The plans establish a framework for determining which areas are appropriate for responsible oil and gas exploration and development while protecting the area's conservation assets, BLM said. The reforms were designed to encourage stakeholder input early in the planning process, which reduces protests and litigation and provides developers with greater certainty, it said.

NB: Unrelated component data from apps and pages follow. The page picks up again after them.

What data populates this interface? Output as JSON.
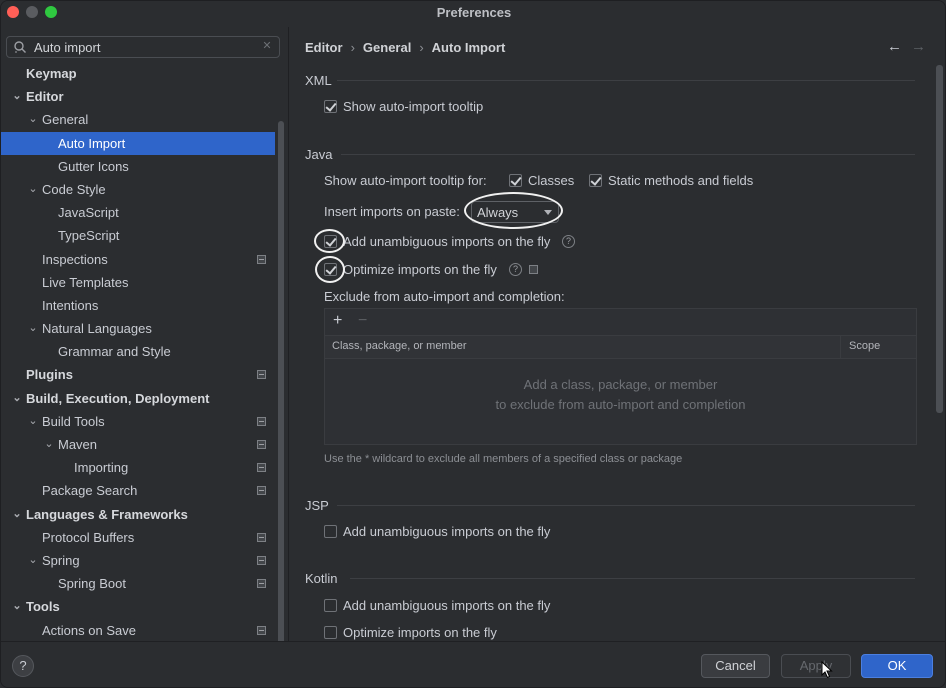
{
  "window": {
    "title": "Preferences"
  },
  "search": {
    "value": "Auto import",
    "icon": "search-icon"
  },
  "sidebar": {
    "items": [
      {
        "label": "Keymap",
        "level": 0,
        "bold": true,
        "arrow": "",
        "mark": false
      },
      {
        "label": "Editor",
        "level": 0,
        "bold": true,
        "arrow": "v",
        "mark": false
      },
      {
        "label": "General",
        "level": 1,
        "bold": false,
        "arrow": "v",
        "mark": false
      },
      {
        "label": "Auto Import",
        "level": 2,
        "bold": false,
        "arrow": "",
        "mark": false,
        "selected": true
      },
      {
        "label": "Gutter Icons",
        "level": 2,
        "bold": false,
        "arrow": "",
        "mark": false
      },
      {
        "label": "Code Style",
        "level": 1,
        "bold": false,
        "arrow": "v",
        "mark": false
      },
      {
        "label": "JavaScript",
        "level": 2,
        "bold": false,
        "arrow": "",
        "mark": false
      },
      {
        "label": "TypeScript",
        "level": 2,
        "bold": false,
        "arrow": "",
        "mark": false
      },
      {
        "label": "Inspections",
        "level": 1,
        "bold": false,
        "arrow": "",
        "mark": true
      },
      {
        "label": "Live Templates",
        "level": 1,
        "bold": false,
        "arrow": "",
        "mark": false
      },
      {
        "label": "Intentions",
        "level": 1,
        "bold": false,
        "arrow": "",
        "mark": false
      },
      {
        "label": "Natural Languages",
        "level": 1,
        "bold": false,
        "arrow": "v",
        "mark": false
      },
      {
        "label": "Grammar and Style",
        "level": 2,
        "bold": false,
        "arrow": "",
        "mark": false
      },
      {
        "label": "Plugins",
        "level": 0,
        "bold": true,
        "arrow": "",
        "mark": true
      },
      {
        "label": "Build, Execution, Deployment",
        "level": 0,
        "bold": true,
        "arrow": "v",
        "mark": false
      },
      {
        "label": "Build Tools",
        "level": 1,
        "bold": false,
        "arrow": "v",
        "mark": true
      },
      {
        "label": "Maven",
        "level": 2,
        "bold": false,
        "arrow": "v",
        "mark": true
      },
      {
        "label": "Importing",
        "level": 3,
        "bold": false,
        "arrow": "",
        "mark": true
      },
      {
        "label": "Package Search",
        "level": 1,
        "bold": false,
        "arrow": "",
        "mark": true
      },
      {
        "label": "Languages & Frameworks",
        "level": 0,
        "bold": true,
        "arrow": "v",
        "mark": false
      },
      {
        "label": "Protocol Buffers",
        "level": 1,
        "bold": false,
        "arrow": "",
        "mark": true
      },
      {
        "label": "Spring",
        "level": 1,
        "bold": false,
        "arrow": "v",
        "mark": true
      },
      {
        "label": "Spring Boot",
        "level": 2,
        "bold": false,
        "arrow": "",
        "mark": true
      },
      {
        "label": "Tools",
        "level": 0,
        "bold": true,
        "arrow": "v",
        "mark": false
      },
      {
        "label": "Actions on Save",
        "level": 1,
        "bold": false,
        "arrow": "",
        "mark": true
      }
    ]
  },
  "breadcrumb": {
    "part1": "Editor",
    "part2": "General",
    "part3": "Auto Import"
  },
  "xml": {
    "title": "XML",
    "show_tooltip": {
      "label": "Show auto-import tooltip",
      "checked": true
    }
  },
  "java": {
    "title": "Java",
    "tooltip_for_label": "Show auto-import tooltip for:",
    "classes": {
      "label": "Classes",
      "checked": true
    },
    "static_methods": {
      "label": "Static methods and fields",
      "checked": true
    },
    "insert_on_paste_label": "Insert imports on paste:",
    "insert_on_paste_value": "Always",
    "add_unambiguous": {
      "label": "Add unambiguous imports on the fly",
      "checked": true
    },
    "optimize_imports": {
      "label": "Optimize imports on the fly",
      "checked": true
    },
    "exclude_label": "Exclude from auto-import and completion:",
    "table": {
      "col1": "Class, package, or member",
      "col2": "Scope",
      "empty_line1": "Add a class, package, or member",
      "empty_line2": "to exclude from auto-import and completion"
    },
    "hint": "Use the * wildcard to exclude all members of a specified class or package"
  },
  "jsp": {
    "title": "JSP",
    "add_unambiguous": {
      "label": "Add unambiguous imports on the fly",
      "checked": false
    }
  },
  "kotlin": {
    "title": "Kotlin",
    "add_unambiguous": {
      "label": "Add unambiguous imports on the fly",
      "checked": false
    },
    "optimize_imports": {
      "label": "Optimize imports on the fly",
      "checked": false
    }
  },
  "buttons": {
    "cancel": "Cancel",
    "apply": "Apply",
    "ok": "OK",
    "help": "?"
  },
  "colors": {
    "accent": "#2f65ca",
    "background": "#2b2d30",
    "text": "#c9ccd3"
  }
}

Many Rocky Mountain producers believe they merely create more obstacles and delays.

"MLPs are definitely redundant with the land use planning process which has been in place since the 1970s," said Kathleen Sgamma, vice-president for government and public affairs at the Western Energy Alliance in Denver. "MLPs are really about giving the environmental lobby another opportunity to push for closing off more areas to energy development.

"BLM has taken a gamble, and past experience with the litigious environmental lobby makes the bet a good one, that it will face fewer lawsuits just by making it nearly impossible for oil and gas development on any land that might have the least bit of controversy," she told OGJ in an Aug. 24 e-mail. "It's generally easier for BLM to avoid litigation by shutting out reasonable development than it is to explain how its standard restrictions and processes indeed protect the land."

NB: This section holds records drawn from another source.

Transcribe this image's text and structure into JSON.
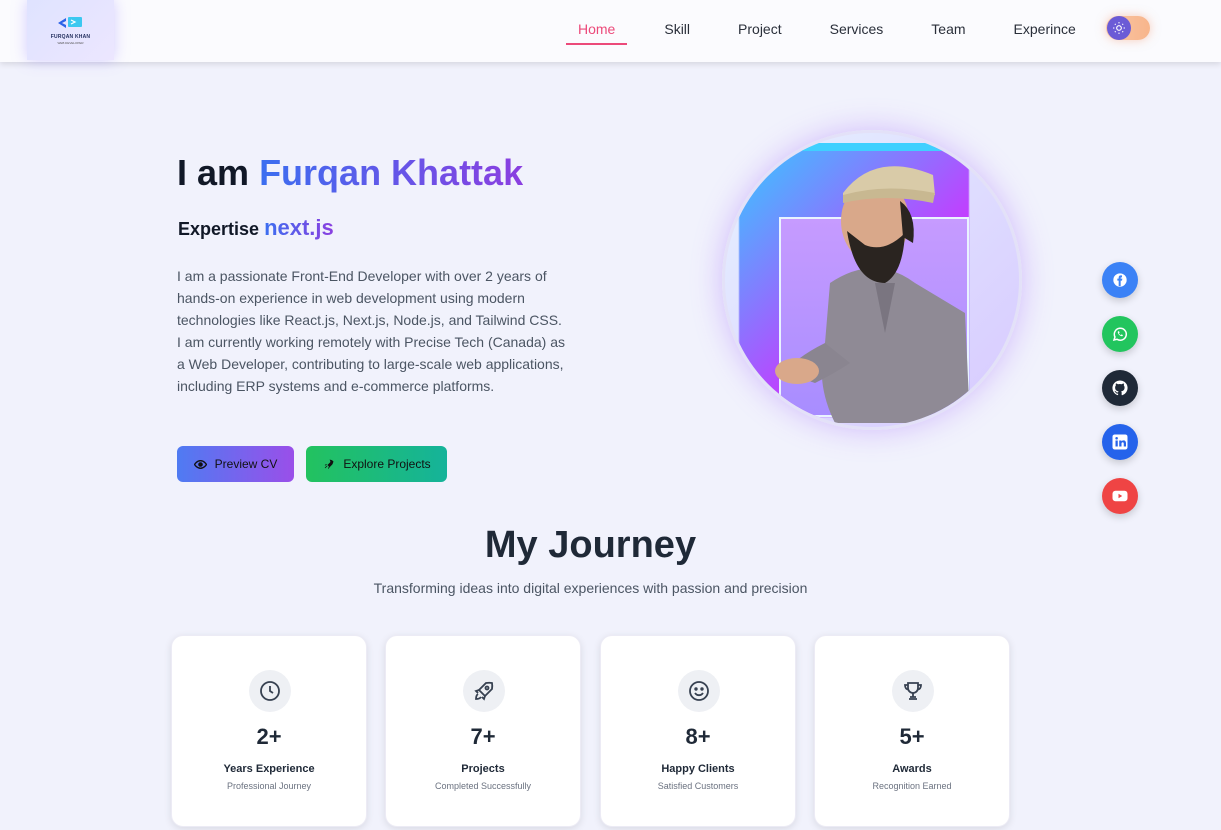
{
  "brand": {
    "name": "FURQAN KHAN",
    "tagline": "WEB DEVELOPER"
  },
  "nav": {
    "items": [
      "Home",
      "Skill",
      "Project",
      "Services",
      "Team",
      "Experince"
    ],
    "active": "Home"
  },
  "theme_toggle": {
    "icon": "sun-icon",
    "state": "light"
  },
  "hero": {
    "greeting": "I am",
    "name": "Furqan Khattak",
    "expertise_label": "Expertise",
    "expertise_value": "next.js",
    "bio": "I am a passionate Front-End Developer with over 2 years of hands-on experience in web development using modern technologies like React.js, Next.js, Node.js, and Tailwind CSS. I am currently working remotely with Precise Tech (Canada) as a Web Developer, contributing to large-scale web applications, including ERP systems and e-commerce platforms.",
    "buttons": {
      "preview_cv": "Preview CV",
      "explore_projects": "Explore Projects"
    }
  },
  "social": [
    {
      "name": "facebook-icon",
      "color": "#3b82f6"
    },
    {
      "name": "whatsapp-icon",
      "color": "#22c55e"
    },
    {
      "name": "github-icon",
      "color": "#1f2937"
    },
    {
      "name": "linkedin-icon",
      "color": "#2563eb"
    },
    {
      "name": "youtube-icon",
      "color": "#ef4444"
    }
  ],
  "journey": {
    "title": "My Journey",
    "subtitle": "Transforming ideas into digital experiences with passion and precision",
    "stats": [
      {
        "icon": "clock-icon",
        "value": "2+",
        "label": "Years Experience",
        "sub": "Professional Journey"
      },
      {
        "icon": "rocket-icon",
        "value": "7+",
        "label": "Projects",
        "sub": "Completed Successfully"
      },
      {
        "icon": "smile-icon",
        "value": "8+",
        "label": "Happy Clients",
        "sub": "Satisfied Customers"
      },
      {
        "icon": "trophy-icon",
        "value": "5+",
        "label": "Awards",
        "sub": "Recognition Earned"
      }
    ]
  },
  "colors": {
    "accent_active": "#ec4a7a",
    "gradient_start": "#3b6ff0",
    "gradient_end": "#8b3fe0",
    "background": "#f1f2fc"
  }
}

BLM has said oil and gas planning decisions that may be considered during the MLP process, with appropriate National Environmental Policy Act analysis, include phased leasing, phased development, requirement to reduce or capture emissions, use of multiple wells on a single pad, and additional mitigation stipulations.

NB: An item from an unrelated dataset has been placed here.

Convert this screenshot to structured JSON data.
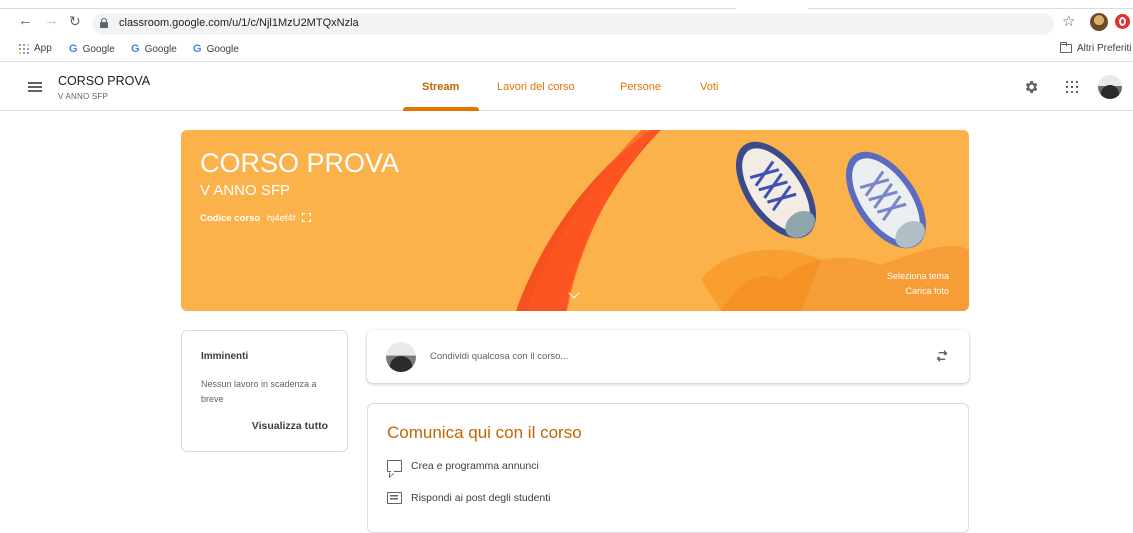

The proposed Moab MLP covers 785,567 BLM-administered acres and 160,902 acres of state, private, and split estate land between Arches and Canyonlands National Parks, and near Manti-LaSal National Forest in Utah's Grand and San Juan counties.

Applauds approach

Area outdoor recreation and conservation organizations immediately endorsed it. "Moab is a world-class recreation destination, contributing to the $12 billion in consumer spending and 122,000 jobs outdoor recreation supports in Utah," said Jessica Wahl, recreation policy advisor for the Outdoor Industry Association.

"Thoughtful planning through the [MLP] process can protect Moab's recreation assets for years to come," she said in an Aug. 21 teleconference with four other outdoor recreation leaders.

The Conservation Alliance, Outdoor Alliance, and Outdoor Industry Association launched a campaign in support of a strong Moab MLP in Washington, DC, on Aug. 18, with a full-page print advertisement in the Washington Post Express and digital ads on Advocates will also build upon a coalition of more than 50 local and regional recreation businesses, and organize tens of thousands of recreation enthusiasts online, the groups said.

BLM said on Aug. 14 that it brought together local community members, industry representatives, recreation enthusiasts, Indian tribes, and other interested parties from across the country; and worked closely with the National Park Service, US Environmental Protection Agency, and other state and local agencies in the planning process for the proposed Moab MLP. The agency said it also solicited public feedback on preliminary alternatives and held public meetings.

But Sgamma warned that BLM left itself vulnerable to lawsuits from others who care about livelihoods and the area's economy as it developed two MLPs in Colorado. The Dinosaur Trail and Shale Ridges plans were not analyzed in draft documents, she told OGJ.

"The public did not have a chance to evaluate the restrictions and their impacts on jobs and the economy of the West Slope, which is a violation of rules regarding public engagement," she said. "We've seen how the Interior Department, with decisions regarding the Colowyo mine fiasco and these overly restrictive plans, does not give much consideration to the economic viability of western Colorado."